We'll end the week with a couple things worth mentioning.
President Obama signed a bill that got through both houses of Congress - pause to consider that for a moment - which touches investors and the business community: The Jumpstart our Business Startups (JOBS) Act.
Consumer groups fret that the law will lessens protections for investors because businesses won't have to disclose as much information, but many business groups were happy.
Pennsylvania Bio is among the latter.
"The JOBS Act creates an 'on-ramp' to the public market for emerging growth companies, allowing them five years to focus on conducting critical research before having to divert funds to costly regulations," Pa. Bio said in a statement. "In particular, emerging growth companies will be exempt for their first five years on the public market from the compliance burdens of Sarbanes-Oxley (SOX) Section 404(b), which SEC studies estimate cost companies up to $2 million per year. Additionally, the on-ramp will ease certain accounting and disclosure requirements for a company’s first five years."
The rest of the Pa. Bio statement is here.
Health care fraud:
The federal government's efforts to fight health-care fraud continue. Attorney General Eric Holder and Health and Human Services Secretary Kathleen Sebelius were in Chicago to discuss the topic at a health care summit.
The conviction and prison sentence for a former Temple doctor for Medicare fraud was among the recent local examples.
"Attorney General Holder just spoke about law enforcement’s strong commitment to stamping out fraud," Sebelius said in her speech. "More boots on the ground has meant more criminals locked up, more schemes taken down, and a stronger health care system for the rest of us.
"But we're not just prosecuting fraud. We're also taking steps to prevent it.
"In the past, nearly anyone could fill out a form and become a Medicare provider. In a matter of weeks, criminals could set up false clinics, enlist willing accomplices and vulnerable seniors to submit false claims and begin collecting payments. For industrious criminals, this approach was a ripe target......Today, before you can become a Medicare provider, you have to go through a rigorous third-party review process that will make sure you meet all the requirements to bill Medicare."
A link to the text of Sebelius' speech is here.
A link to the text of Holders' speech is here.
Crackdown on pain pills:
The Wall Street Journal and NBC News reported that federal authorities' attempts to crackdown on abuse of prescriptions for pain medication extended to six Walgreen stores and distribution center in Florida.
CVS Caremark stores and a facility for distributor Cardinal Health were targets of earlier raids and investigations.
The link to the Journal story is here.
Pfizer to pay less severance:
Bloomberg News reported Friday morning that Pfizer will cut the severance package given to workers fired after May 14. The link to the story is here.
The drugmaker, which is headquartered in Manhattan but has a big facility in Collegeville, has fired 26,000 workers in the last three year.
For those U.S. workers laid off after May 14, severance will be cut to eight weeks from 12, and health benefits will last eight weeks rather than a year. As with some companies, employees get additional weeks of pay and health insurance the longer they’ve been with the company.

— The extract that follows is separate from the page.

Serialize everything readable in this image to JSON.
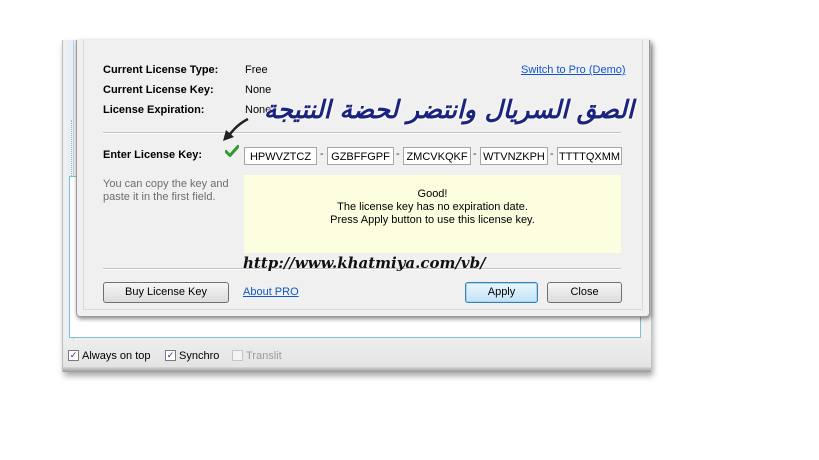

Bloomberg said it obtained the memo from a Pfizer employee and spokeswoman Joan Campion confirmed the content.
Just a reminder, we're happy to field your internal memos and my email address is dsell@ phillynews.com.